I have immense admiration for marathons and marathon runners. On my bucket list, running the New York marathon is up there with reaching the summit of Mount Everest and opening a mushroom-themed restaurant called Chanterelle. So when the explosions ripped through the innocent crowds at the Boston Marathon on Monday, it felt was if my personal dreams had been targeted as well. I felt angry - so angry - and shocked, confused, frustrated.
Andrew Cohen is a contributing editor at The Atlantic and a fellow at the Brennan Center for Justice of the New York University Law School. He spent seven years of his life in Boston, where he obtained his bachelor’s and graduate degrees from Boston University. In “You May Leave Boston, But Boston Never Leaves You”, Cohen reminded me about the strength of a community - a community that is more expansive, more powerful, and more enduring than any senseless destruction:
Each year, the city absorbs into its colleges and universities tens of thousands of teenagers, 18-year-olds, from every corner of the world, each of whom is seeking, in one way or another, to learn something and to become whatever it is they are destined to become. The boy from Arizona, there on a scholarship, who has never before seen snow. The girl from Montana, who’s never seen anything but Big Sky. The lucky son of diplomats. They all arrive in late summer to a city used to showing children what it means, and what it takes, to live in a great American metropolis. No other city in the nation does this as well.
And, every year, in a cycle renewed for hundreds of years, the city disgorges tens of thousands of college graduates into the world. This means that there are millions of men and women wandering around America today who spent some of the best years of their lives in and around Boston, walking some of the very streets splattered with blood yesterday in the wake of the Marathon bombings. Boston is where those students like me came of age. It’s where we met our spouses or significant others. It’s where we learned our craft. It’s where we connected with the friends and mentors we would have for the rest of our lives. Even if we can’t say we are “from” Boston we surely confirm when asked that we are “of” Boston. It remains in our blood.

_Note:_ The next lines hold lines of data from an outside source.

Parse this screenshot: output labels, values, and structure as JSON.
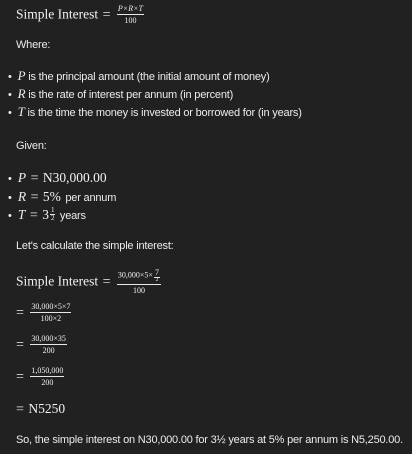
{
  "formula": {
    "lhs": "Simple Interest",
    "eq": "=",
    "num": "P×R×T",
    "den": "100"
  },
  "where_label": "Where:",
  "definitions": [
    {
      "sym": "P",
      "text": "is the principal amount (the initial amount of money)"
    },
    {
      "sym": "R",
      "text": "is the rate of interest per annum (in percent)"
    },
    {
      "sym": "T",
      "text": "is the time the money is invested or borrowed for (in years)"
    }
  ],
  "given_label": "Given:",
  "given": {
    "p": {
      "sym": "P",
      "eq": "=",
      "val": "N30,000.00"
    },
    "r": {
      "sym": "R",
      "eq": "=",
      "val": "5%",
      "suffix": "per annum"
    },
    "t": {
      "sym": "T",
      "eq": "=",
      "whole": "3",
      "fnum": "1",
      "fden": "2",
      "suffix": "years"
    }
  },
  "calc_label": "Let's calculate the simple interest:",
  "step1": {
    "lhs": "Simple Interest",
    "eq": "=",
    "num": "30,000×5×",
    "fnum": "7",
    "fden": "2",
    "den": "100"
  },
  "step2": {
    "eq": "=",
    "num": "30,000×5×7",
    "den": "100×2"
  },
  "step3": {
    "eq": "=",
    "num": "30,000×35",
    "den": "200"
  },
  "step4": {
    "eq": "=",
    "num": "1,050,000",
    "den": "200"
  },
  "step5": {
    "eq": "=",
    "val": "N5250"
  },
  "conclusion": "So, the simple interest on N30,000.00 for 3½ years at 5% per annum is N5,250.00."
}
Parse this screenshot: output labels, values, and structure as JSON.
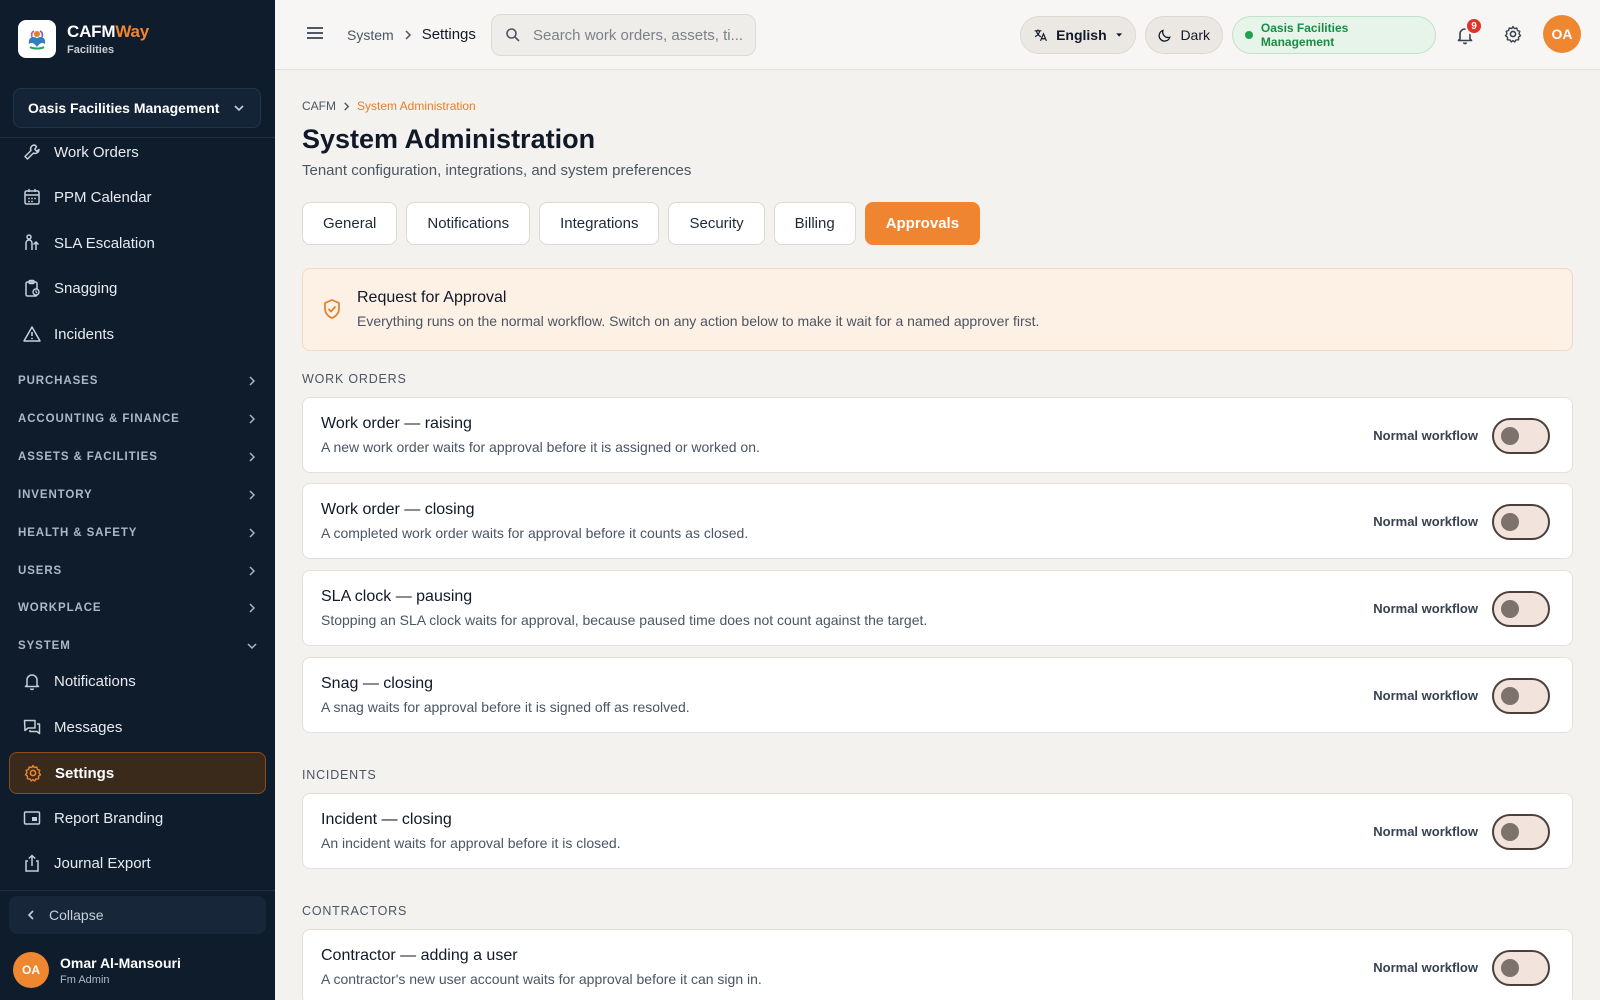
{
  "brand": {
    "name_primary": "CAFM",
    "name_accent": "Way",
    "subtitle": "Facilities"
  },
  "sidebar": {
    "org_selector": "Oasis Facilities Management",
    "items_top": [
      {
        "label": "Work Orders",
        "icon": "wrench-icon"
      },
      {
        "label": "PPM Calendar",
        "icon": "calendar-icon"
      },
      {
        "label": "SLA Escalation",
        "icon": "escalation-icon"
      },
      {
        "label": "Snagging",
        "icon": "clipboard-icon"
      },
      {
        "label": "Incidents",
        "icon": "warning-icon"
      }
    ],
    "groups": [
      "PURCHASES",
      "ACCOUNTING & FINANCE",
      "ASSETS & FACILITIES",
      "INVENTORY",
      "HEALTH & SAFETY",
      "USERS",
      "WORKPLACE",
      "SYSTEM"
    ],
    "items_system": [
      {
        "label": "Notifications",
        "icon": "bell-icon"
      },
      {
        "label": "Messages",
        "icon": "messages-icon"
      },
      {
        "label": "Settings",
        "icon": "gear-icon",
        "active": true
      },
      {
        "label": "Report Branding",
        "icon": "branding-icon"
      },
      {
        "label": "Journal Export",
        "icon": "export-icon"
      }
    ],
    "collapse_label": "Collapse",
    "user": {
      "initials": "OA",
      "name": "Omar Al-Mansouri",
      "role": "Fm Admin"
    }
  },
  "topbar": {
    "breadcrumb": [
      "System",
      "Settings"
    ],
    "search_placeholder": "Search work orders, assets, ti...",
    "language": "English",
    "theme": "Dark",
    "org_status": "Oasis Facilities Management",
    "notification_count": "9",
    "avatar_initials": "OA"
  },
  "page": {
    "breadcrumb": [
      "CAFM",
      "System Administration"
    ],
    "title": "System Administration",
    "subtitle": "Tenant configuration, integrations, and system preferences",
    "tabs": [
      "General",
      "Notifications",
      "Integrations",
      "Security",
      "Billing",
      "Approvals"
    ],
    "active_tab": "Approvals",
    "notice": {
      "title": "Request for Approval",
      "description": "Everything runs on the normal workflow. Switch on any action below to make it wait for a named approver first."
    },
    "sections": [
      {
        "label": "WORK ORDERS",
        "items": [
          {
            "title": "Work order — raising",
            "description": "A new work order waits for approval before it is assigned or worked on.",
            "status": "Normal workflow",
            "enabled": false
          },
          {
            "title": "Work order — closing",
            "description": "A completed work order waits for approval before it counts as closed.",
            "status": "Normal workflow",
            "enabled": false
          },
          {
            "title": "SLA clock — pausing",
            "description": "Stopping an SLA clock waits for approval, because paused time does not count against the target.",
            "status": "Normal workflow",
            "enabled": false
          },
          {
            "title": "Snag — closing",
            "description": "A snag waits for approval before it is signed off as resolved.",
            "status": "Normal workflow",
            "enabled": false
          }
        ]
      },
      {
        "label": "INCIDENTS",
        "items": [
          {
            "title": "Incident — closing",
            "description": "An incident waits for approval before it is closed.",
            "status": "Normal workflow",
            "enabled": false
          }
        ]
      },
      {
        "label": "CONTRACTORS",
        "items": [
          {
            "title": "Contractor — adding a user",
            "description": "A contractor's new user account waits for approval before it can sign in.",
            "status": "Normal workflow",
            "enabled": false
          }
        ]
      }
    ]
  },
  "colors": {
    "accent": "#ef8431",
    "sidebar_bg": "#0f1c2b",
    "status_green": "#1f8a45",
    "badge_red": "#e0322b"
  }
}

Boston’s enormous extended family didn’t have to be on or near Boylston Street Monday to appreciate how glorious Patriots’ Day can be: the joy of springtime after the brutal New England winter; the early Sox game; the crowded Green Line; the early-opening bars; and the runners and their families, coming in toward the City, coming in toward the finish line. The parties on the balconies in the apartments along Beacon Street. The cheering for the men and women who had run so far for so long just for the privilege of running on this day. Indeed, even to those who never run, Marathon Day meant the end of our own personal marathons— the looming end of the school year, the looming end of our college careers, the end of our youth.
No bombing can ever take away what Boston means to the men and women whose lives have been shaped by it over the generations. No tragedy can ever take away Patriots’ Day, or the Marathon, or the city’s pride and relief in having made it to another spring. For now, for today, perhaps it is enough to merely remind our friends and family there in the Hub that we are with them, that we never really left no matter how far away we may be, and that we’ll be with them again next year, in sorrow and in joy.
(Source : aic-edu)
Parasite Inspires Surgical Patch
By mimicking a technique used by an intestinal parasite of fish, researchers have developed a flexible patch studded with microneedles that holds skin grafts in place more strongly than surgical staples do. After burrowing into the walls of a fish’s intestines, the spiny-headed worm Pomphorhynchus laevis inflates its proboscis to better embed itself in the soft tissue. In the new patch the stiff polystyrene core of the 700-micrometer-tall needles penetrates the tissue; then a thin hydrogel coating on the tip of each needle—a coating based on the material in disposable diapers that expands when it gets wet—swells to help anchor the patch in place. In tests using skin grafts, adhesion strength of the patch was more than three times higher than surgical staples.
rubber barber: create hairstyles for each character by erasing.
this looks like so much fun, makes me glad I’m the only person who still takes notes and not just type on their tablet.
Know where you stand.
By eating some motherfucking chocolate, that’s right.